──────── Information provided
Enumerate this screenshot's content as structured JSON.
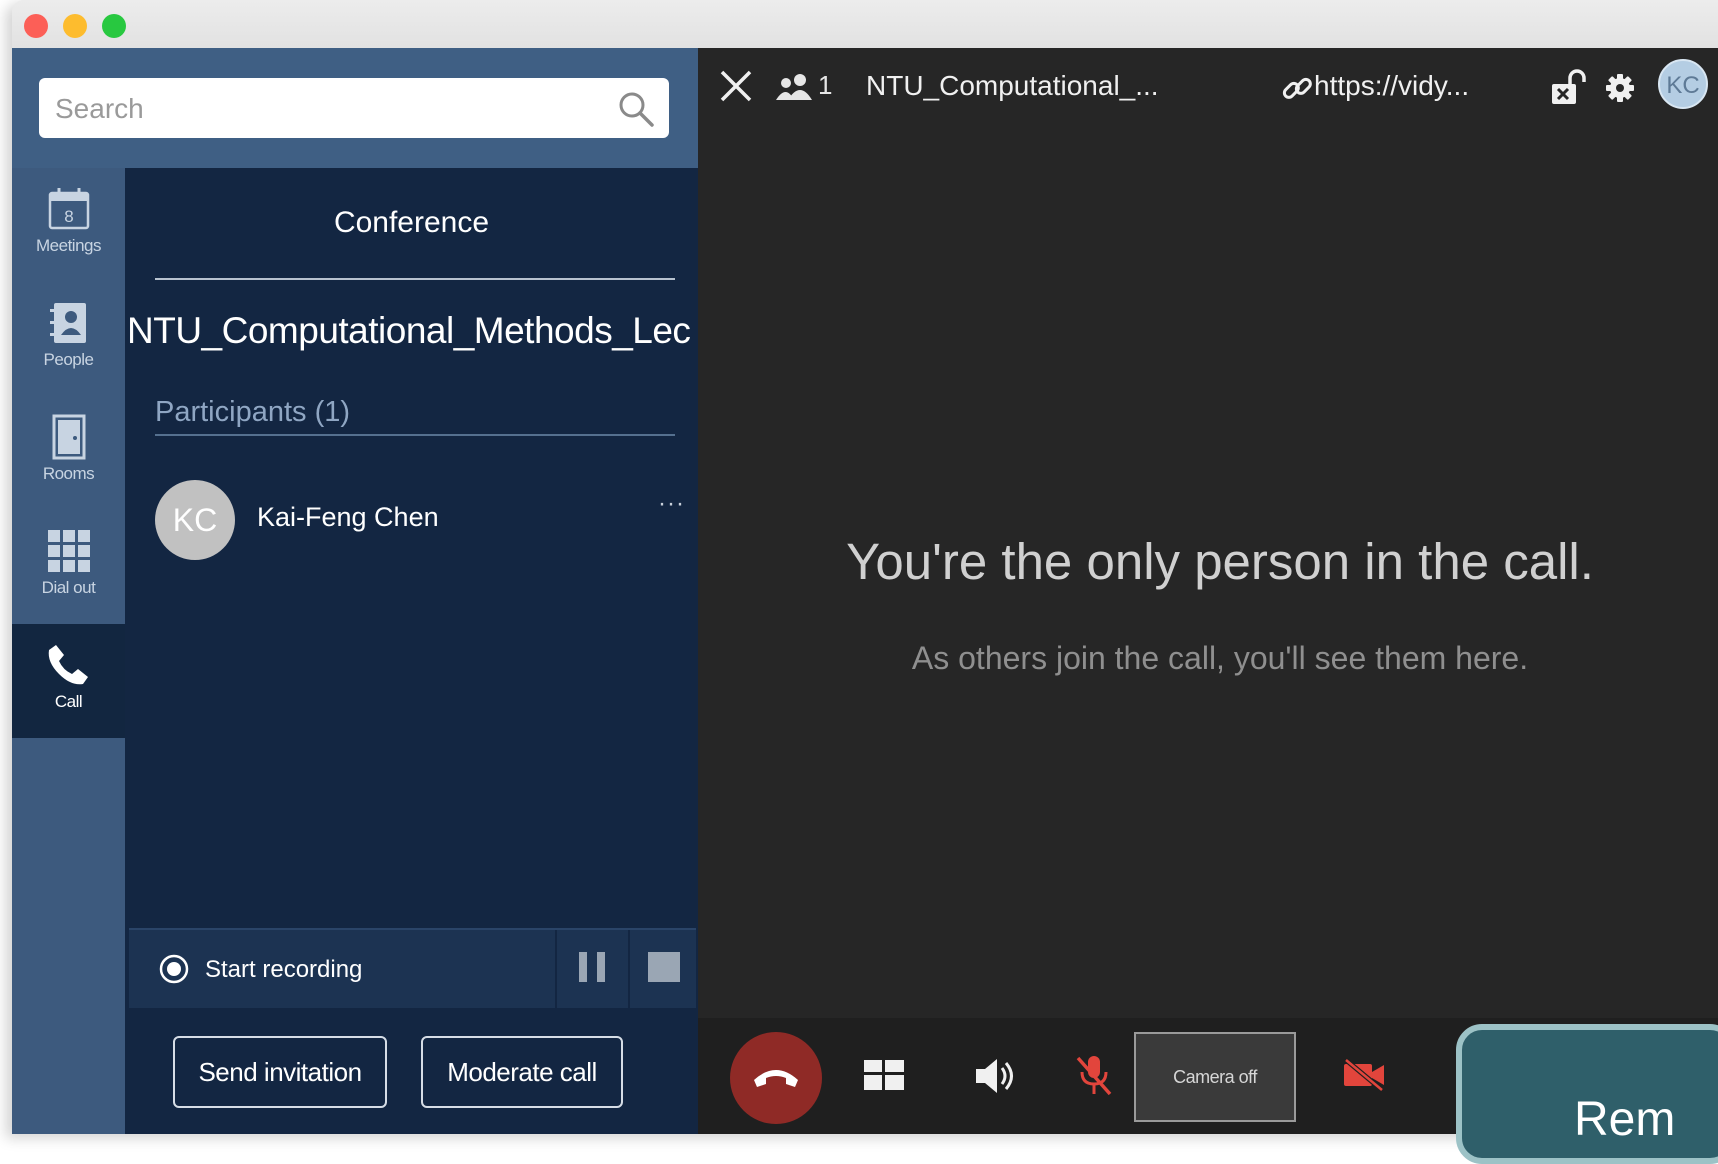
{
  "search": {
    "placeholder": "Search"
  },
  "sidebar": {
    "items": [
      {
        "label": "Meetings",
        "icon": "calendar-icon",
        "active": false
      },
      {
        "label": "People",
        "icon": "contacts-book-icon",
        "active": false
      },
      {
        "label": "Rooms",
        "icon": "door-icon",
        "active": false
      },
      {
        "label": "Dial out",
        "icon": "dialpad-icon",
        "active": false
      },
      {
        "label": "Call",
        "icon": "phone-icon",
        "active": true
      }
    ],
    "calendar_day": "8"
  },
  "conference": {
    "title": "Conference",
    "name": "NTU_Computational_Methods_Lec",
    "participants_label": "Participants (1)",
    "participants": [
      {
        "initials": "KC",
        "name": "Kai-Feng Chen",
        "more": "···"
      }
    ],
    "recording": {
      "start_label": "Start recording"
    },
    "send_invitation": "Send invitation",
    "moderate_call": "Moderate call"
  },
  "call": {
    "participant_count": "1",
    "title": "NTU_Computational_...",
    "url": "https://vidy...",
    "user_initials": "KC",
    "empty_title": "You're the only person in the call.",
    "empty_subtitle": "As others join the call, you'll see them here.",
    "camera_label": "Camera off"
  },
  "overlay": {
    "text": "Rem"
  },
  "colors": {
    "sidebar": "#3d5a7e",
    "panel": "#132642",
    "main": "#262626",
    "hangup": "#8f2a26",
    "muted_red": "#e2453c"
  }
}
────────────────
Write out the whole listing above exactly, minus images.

Enumerate this screenshot's content as structured JSON.
{
  "search": {
    "placeholder": "Search"
  },
  "sidebar": {
    "items": [
      {
        "label": "Meetings",
        "icon": "calendar-icon",
        "active": false
      },
      {
        "label": "People",
        "icon": "contacts-book-icon",
        "active": false
      },
      {
        "label": "Rooms",
        "icon": "door-icon",
        "active": false
      },
      {
        "label": "Dial out",
        "icon": "dialpad-icon",
        "active": false
      },
      {
        "label": "Call",
        "icon": "phone-icon",
        "active": true
      }
    ],
    "calendar_day": "8"
  },
  "conference": {
    "title": "Conference",
    "name": "NTU_Computational_Methods_Lec",
    "participants_label": "Participants (1)",
    "participants": [
      {
        "initials": "KC",
        "name": "Kai-Feng Chen",
        "more": "···"
      }
    ],
    "recording": {
      "start_label": "Start recording"
    },
    "send_invitation": "Send invitation",
    "moderate_call": "Moderate call"
  },
  "call": {
    "participant_count": "1",
    "title": "NTU_Computational_...",
    "url": "https://vidy...",
    "user_initials": "KC",
    "empty_title": "You're the only person in the call.",
    "empty_subtitle": "As others join the call, you'll see them here.",
    "camera_label": "Camera off"
  },
  "overlay": {
    "text": "Rem"
  },
  "colors": {
    "sidebar": "#3d5a7e",
    "panel": "#132642",
    "main": "#262626",
    "hangup": "#8f2a26",
    "muted_red": "#e2453c"
  }
}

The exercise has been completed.